Good morning, dealmakers. MK Flynn here, with today’s Wire.
Looks like Merger Monday is back in corporate dealmaking, with Frontier Group buying Spirit Airlines in a $6.6 billion deal, as the travel industry strives to recover after nearly two years of the pandemic.
Here’s what’s going on in the world of private equity:
Valuation view. My series of Q&As with high-profile PE pros continues today with William Blair’s Brent Gledhill. He was elected CEO of the Chicago boutique last month, having been named president last year. In the interview, Gledhill share his thoughts on a wide range of topics, including today’s high valuations:
“I think valuations are a sector-by-sector story,” he said. “There are always sectors that feel as though they have reached higher valuations than historical levels. Less of the story to me is of the overall economy being high. Valuation is a view of the future and growth is always the primary impact on valuations. Many sectors – consumer services, logistics, distribution, for example – are terrific sectors with higher valuations today that align with long-term trends. For instance, the growth rates and industry dynamics underpinning those sectors are yielding much greater efficiency and productivity, while demand is also growing.”
I asked Gledhill how private equity has changed since he joined William Blair as an investment banker back in 1997.
“Two primary factors that have changed over the last 25 years are the speed and accessibility of sophisticated information, which has led to a larger global arena for the investment business than before,” he said. “With greater information, speed and access has come a convergence of the public and private markets, with private equity experiencing tremendous growth.”
For more, read the whole interview.
And check out our previous Q&As with Pam Hendrickson, vice-chairman of The Riverside Company; Randy Schwimmer, co-head of senior lending at Churchill Asset Management and founder and publisher of The Lead Left; David Grain, founder and CEO of Grain Management; and Beatrice Mitchell, co-founder and managing director of Sperry, Mitchell & Co.
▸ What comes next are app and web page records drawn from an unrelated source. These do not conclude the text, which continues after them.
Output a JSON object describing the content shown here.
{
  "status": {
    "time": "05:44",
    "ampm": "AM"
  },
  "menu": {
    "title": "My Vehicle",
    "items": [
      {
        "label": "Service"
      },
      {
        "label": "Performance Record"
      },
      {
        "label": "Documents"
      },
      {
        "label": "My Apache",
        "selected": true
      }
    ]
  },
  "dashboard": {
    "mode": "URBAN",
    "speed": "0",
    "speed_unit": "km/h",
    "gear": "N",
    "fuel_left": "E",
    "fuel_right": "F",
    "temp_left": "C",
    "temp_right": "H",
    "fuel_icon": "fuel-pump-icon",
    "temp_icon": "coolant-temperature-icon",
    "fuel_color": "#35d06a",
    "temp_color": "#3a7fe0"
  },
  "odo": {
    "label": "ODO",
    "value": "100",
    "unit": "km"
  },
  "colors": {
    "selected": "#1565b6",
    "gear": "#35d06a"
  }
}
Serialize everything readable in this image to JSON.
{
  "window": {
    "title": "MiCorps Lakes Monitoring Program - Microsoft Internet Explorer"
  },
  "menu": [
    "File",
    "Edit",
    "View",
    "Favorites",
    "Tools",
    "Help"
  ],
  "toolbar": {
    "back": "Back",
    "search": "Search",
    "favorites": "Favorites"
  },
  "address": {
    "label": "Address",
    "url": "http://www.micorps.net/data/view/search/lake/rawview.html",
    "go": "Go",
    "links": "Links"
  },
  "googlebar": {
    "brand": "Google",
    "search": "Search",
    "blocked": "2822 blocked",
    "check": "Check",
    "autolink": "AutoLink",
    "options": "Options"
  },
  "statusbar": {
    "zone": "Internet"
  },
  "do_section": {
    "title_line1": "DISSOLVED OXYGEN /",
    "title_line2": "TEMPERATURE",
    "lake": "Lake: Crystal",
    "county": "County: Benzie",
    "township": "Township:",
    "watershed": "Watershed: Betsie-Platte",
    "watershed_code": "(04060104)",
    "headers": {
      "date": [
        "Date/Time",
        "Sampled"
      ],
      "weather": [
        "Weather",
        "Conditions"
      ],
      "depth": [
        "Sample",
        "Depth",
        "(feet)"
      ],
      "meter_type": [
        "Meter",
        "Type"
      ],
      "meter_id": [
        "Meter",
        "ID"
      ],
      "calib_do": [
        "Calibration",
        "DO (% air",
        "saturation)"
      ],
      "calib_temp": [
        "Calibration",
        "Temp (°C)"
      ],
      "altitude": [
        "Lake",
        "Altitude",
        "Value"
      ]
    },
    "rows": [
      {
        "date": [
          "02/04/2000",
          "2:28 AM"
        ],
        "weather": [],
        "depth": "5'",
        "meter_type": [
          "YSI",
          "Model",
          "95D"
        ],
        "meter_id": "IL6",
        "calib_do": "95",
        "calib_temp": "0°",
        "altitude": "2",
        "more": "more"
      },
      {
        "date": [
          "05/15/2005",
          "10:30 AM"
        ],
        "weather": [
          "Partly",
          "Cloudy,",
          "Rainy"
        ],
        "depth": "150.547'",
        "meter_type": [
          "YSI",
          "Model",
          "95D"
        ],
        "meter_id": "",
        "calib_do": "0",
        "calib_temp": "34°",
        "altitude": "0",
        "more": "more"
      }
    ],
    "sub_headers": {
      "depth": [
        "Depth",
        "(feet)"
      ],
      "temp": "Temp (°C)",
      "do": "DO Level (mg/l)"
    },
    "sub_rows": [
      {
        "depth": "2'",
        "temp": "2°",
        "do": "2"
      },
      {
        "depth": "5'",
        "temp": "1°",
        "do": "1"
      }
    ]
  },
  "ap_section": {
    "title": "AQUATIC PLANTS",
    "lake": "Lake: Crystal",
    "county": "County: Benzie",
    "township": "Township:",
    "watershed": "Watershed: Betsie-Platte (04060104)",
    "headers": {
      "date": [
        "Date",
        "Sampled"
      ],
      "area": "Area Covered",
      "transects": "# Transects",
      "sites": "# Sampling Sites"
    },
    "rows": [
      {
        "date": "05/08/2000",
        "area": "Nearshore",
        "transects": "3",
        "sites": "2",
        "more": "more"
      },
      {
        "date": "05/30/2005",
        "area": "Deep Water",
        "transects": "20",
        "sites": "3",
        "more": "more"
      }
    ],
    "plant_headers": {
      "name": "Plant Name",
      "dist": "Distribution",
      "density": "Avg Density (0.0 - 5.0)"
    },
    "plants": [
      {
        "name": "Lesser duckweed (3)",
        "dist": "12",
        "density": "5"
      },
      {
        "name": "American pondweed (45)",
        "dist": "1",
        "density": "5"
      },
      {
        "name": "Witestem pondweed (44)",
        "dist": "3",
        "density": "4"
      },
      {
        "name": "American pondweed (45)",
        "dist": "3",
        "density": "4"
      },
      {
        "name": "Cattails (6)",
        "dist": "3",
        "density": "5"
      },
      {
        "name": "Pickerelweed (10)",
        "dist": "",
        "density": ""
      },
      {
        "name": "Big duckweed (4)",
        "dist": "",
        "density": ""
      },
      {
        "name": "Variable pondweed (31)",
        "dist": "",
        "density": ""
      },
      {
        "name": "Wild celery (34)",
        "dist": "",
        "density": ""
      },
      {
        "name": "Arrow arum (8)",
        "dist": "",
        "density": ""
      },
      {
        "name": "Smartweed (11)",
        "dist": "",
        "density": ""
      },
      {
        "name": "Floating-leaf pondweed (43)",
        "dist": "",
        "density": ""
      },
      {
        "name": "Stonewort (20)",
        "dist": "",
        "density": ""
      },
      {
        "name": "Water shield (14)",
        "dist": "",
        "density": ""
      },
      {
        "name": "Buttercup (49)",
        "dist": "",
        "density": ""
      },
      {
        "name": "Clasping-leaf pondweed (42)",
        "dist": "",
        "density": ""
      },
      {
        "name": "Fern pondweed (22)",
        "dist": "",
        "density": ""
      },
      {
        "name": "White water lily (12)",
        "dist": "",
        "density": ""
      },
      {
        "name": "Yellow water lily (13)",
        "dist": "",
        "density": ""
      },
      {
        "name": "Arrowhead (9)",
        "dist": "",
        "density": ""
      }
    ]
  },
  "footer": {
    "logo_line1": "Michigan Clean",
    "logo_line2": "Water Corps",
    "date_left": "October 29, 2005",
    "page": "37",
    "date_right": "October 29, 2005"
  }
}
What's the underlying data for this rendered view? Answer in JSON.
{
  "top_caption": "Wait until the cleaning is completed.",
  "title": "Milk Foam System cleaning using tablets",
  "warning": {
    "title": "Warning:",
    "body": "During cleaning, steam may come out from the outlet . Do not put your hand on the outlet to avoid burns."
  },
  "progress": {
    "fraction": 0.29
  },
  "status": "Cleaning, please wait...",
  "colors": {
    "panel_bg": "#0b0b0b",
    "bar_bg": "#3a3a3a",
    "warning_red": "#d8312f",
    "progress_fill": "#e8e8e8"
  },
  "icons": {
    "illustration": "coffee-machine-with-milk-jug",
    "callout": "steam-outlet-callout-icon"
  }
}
Small but growing slice of the pie. Fairview Capital has just published its annual Market Review of Woman and Minority-Owned Private Equity and Venture Capital Firms, and there’s good news and bad news. “In 2021, Fairview found that the universe of woman and minority-owned firms grew to 627 firms, up from 502 firms in 2020, representing an increase of 25% over the prior year,” according to the report. “Fairview observed a record 280 woman and minority-owned firms in market raising capital during the year, up from 234 firms in 2020. In a year that featured record levels of capital inflows into the private markets, woman and minority-owned firms targeted 6% of the capital estimated to be raised by the private equity industry in 2021, up just modestly from 4% in 2020.” Founded nearly 30 years ago by Laurence Morse and JoAnn Price, Fairview Capital is one of the largest minority-owned investment companies in the US, with over $10 billion in aggregate fund capitalization since inception. The firm builds portfolios targeting venture capital, diverse and emerging managers, and direct co-investments.
Editor’s Note. On March 1, Buyouts will publish our annual Women in Private Equity list, featuring 10 stellar dealmakers.
Deal of the Year. There’s just a few more days left to send in your nominations; the deadline is Friday, Feb. 11. So get your candidates in now. Send them to Chris Witkowsky at firstname.lastname@example.org. Visit here for more info about the awards.
40 under 40. Private Equity International is calling for nominations for its fourth annual rising stars of private equity list. PEI’s 40 under 40: Future Leaders of Private Equity will be published online and in the Future of Private Equity Special in early May. Submit your nomination by end of day Thursday 17 February here. The list will feature individuals across five categories: Investor (LP); Fundraiser; Dealmaker; Lawyer; Operator.
Hope you have a good day,